** ENTRIES SHOWN follows **

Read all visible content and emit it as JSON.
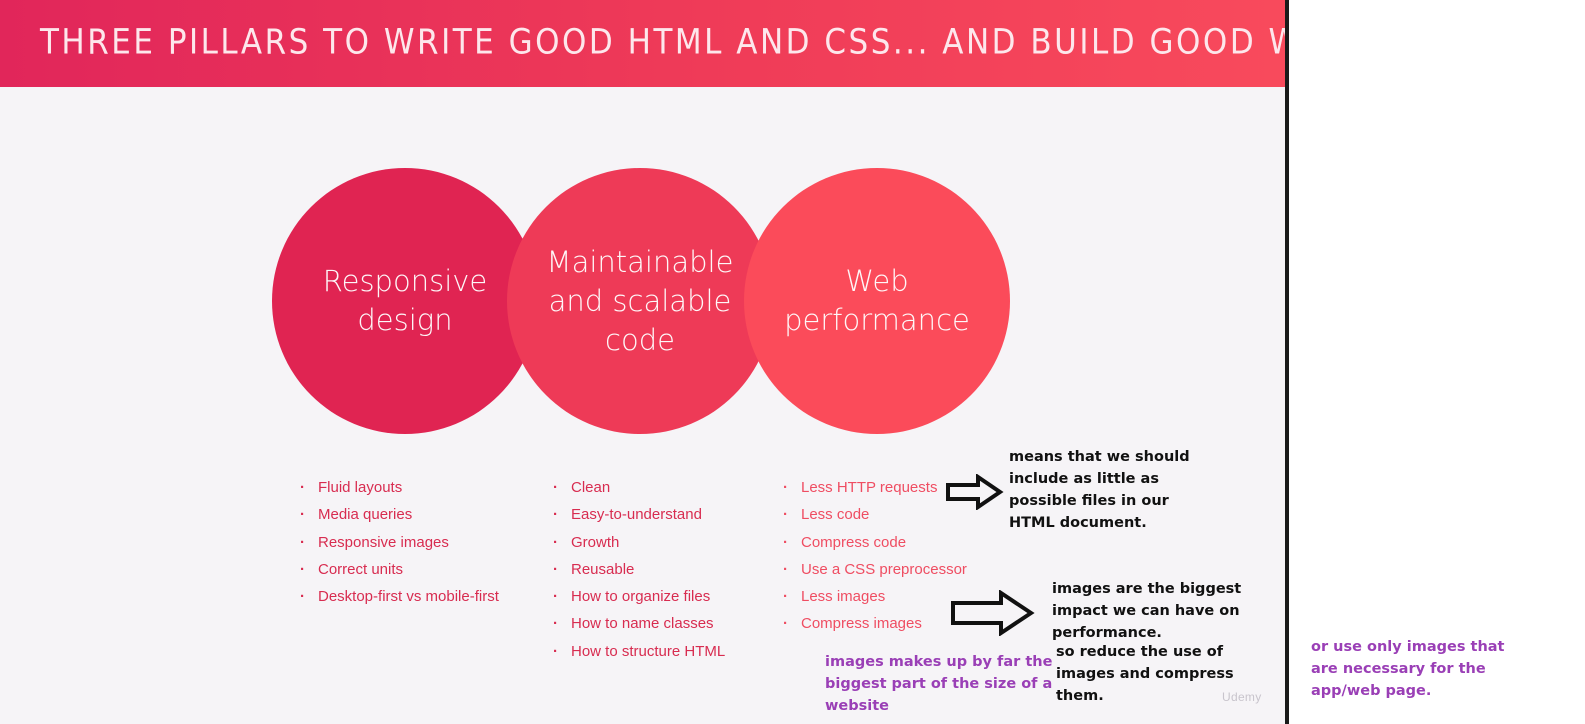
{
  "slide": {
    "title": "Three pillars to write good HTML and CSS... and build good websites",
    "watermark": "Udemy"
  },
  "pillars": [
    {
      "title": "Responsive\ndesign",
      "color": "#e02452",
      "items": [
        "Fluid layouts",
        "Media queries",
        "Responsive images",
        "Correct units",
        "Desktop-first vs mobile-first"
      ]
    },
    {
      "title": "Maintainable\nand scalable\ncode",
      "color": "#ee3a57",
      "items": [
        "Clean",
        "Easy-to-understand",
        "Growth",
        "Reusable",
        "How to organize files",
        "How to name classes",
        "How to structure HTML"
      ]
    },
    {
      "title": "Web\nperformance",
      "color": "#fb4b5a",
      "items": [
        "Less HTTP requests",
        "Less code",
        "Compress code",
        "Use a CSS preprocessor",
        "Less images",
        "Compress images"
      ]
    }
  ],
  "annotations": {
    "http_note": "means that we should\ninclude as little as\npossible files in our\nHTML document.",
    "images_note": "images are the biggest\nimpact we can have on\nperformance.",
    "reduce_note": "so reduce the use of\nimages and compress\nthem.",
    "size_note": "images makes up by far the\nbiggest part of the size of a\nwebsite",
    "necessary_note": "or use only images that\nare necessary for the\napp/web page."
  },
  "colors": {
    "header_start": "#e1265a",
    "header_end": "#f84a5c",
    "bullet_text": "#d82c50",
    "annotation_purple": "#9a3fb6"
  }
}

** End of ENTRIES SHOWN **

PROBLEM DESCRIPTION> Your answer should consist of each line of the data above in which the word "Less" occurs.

SOLVED EXERCISE>
        "Less HTTP requests",
        "Less code",
        "Less images",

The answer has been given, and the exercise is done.